If you ask any Japanese person what kinds of food Americans like the first word that might come out of their mouths would be ‘hamburgers.’ While I am American I don’t eat hamburgers every day; I do have cravings from time to time. When I do have a craving for a nice hamburger McDonalds and Burger King are don’t really make the cut. I won’t even talk about Mos Burger.
I arrived at Baker Bounce a little before 17:00 (opening time). My first impression was not good as the staff was still setting up and only let us in a few minutes after 17:00. There was no welcoming greeting as you would usually get in any Japanese shop/restaurant but I was greeted with the sound of Lady Gaga playing in the background. As you can see the shop ‘tried’ to make the place look like an American diner. According to another writer/blogger Baker Bounce was a “faux-American” restaurant. Our waitress was a bit rude and didn’t seem like she wanted to be there or was just in a bad mood which kind of took away from the experience. You might say I should have felt right at home because of America’s poor customer service, but from what I remember waitresses were really nice because they depended on tips. In Japan the only people who accept tips are the taxi drivers.
We started off with a chicken salad and one chocolate milkshake and what tasted like a milk milkshake. For the main I ordered a bacon cheeseburger with home fries and coleslaw. A friend of mine ordered a hamburger with bacon and a fried egg, home fries and coleslaw. It was really good and the fries were really crispy just the way I like them. They tasted better after I dunked them in the milkshake. You can add extra things on your burger from an extra patty to anything else. I read that you can also choose how much of the veggies you want on your burger but our horrible waitress never asked.

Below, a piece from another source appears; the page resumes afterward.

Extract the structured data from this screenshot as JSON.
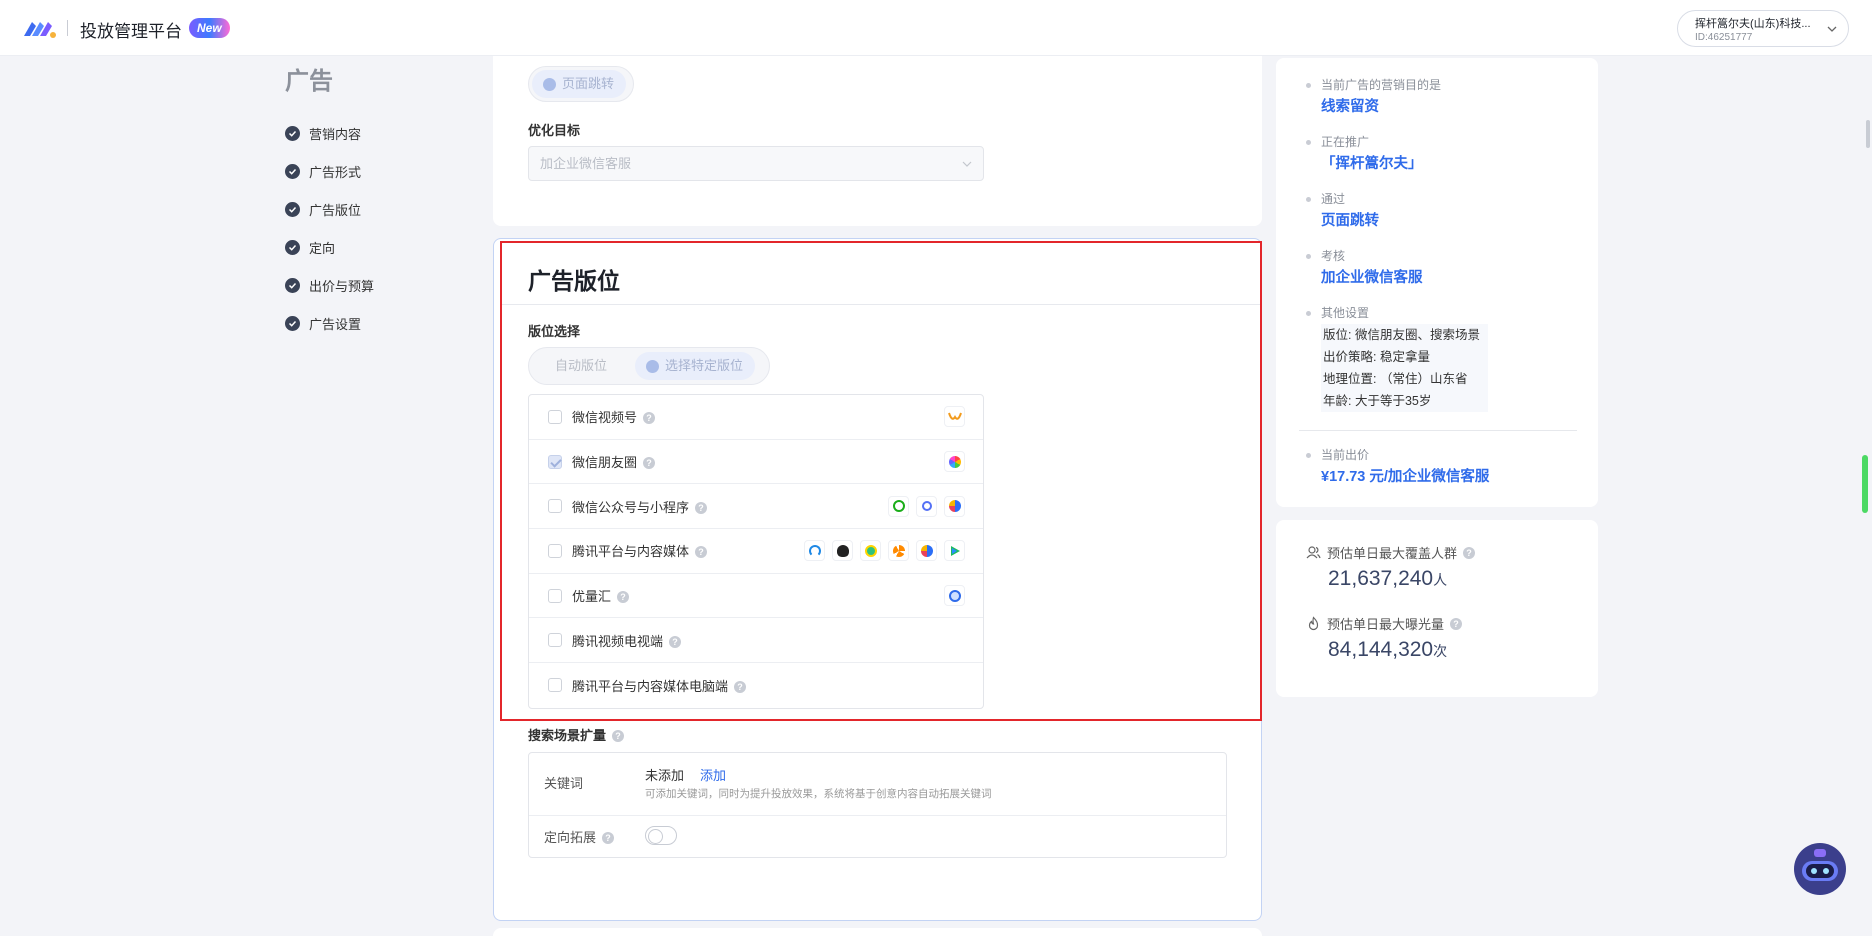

The total for everything came out to about 4000Yen.
All in all I would go back but only if I was in the area and was craving for a hamburger. And yes, they do have English on the menu.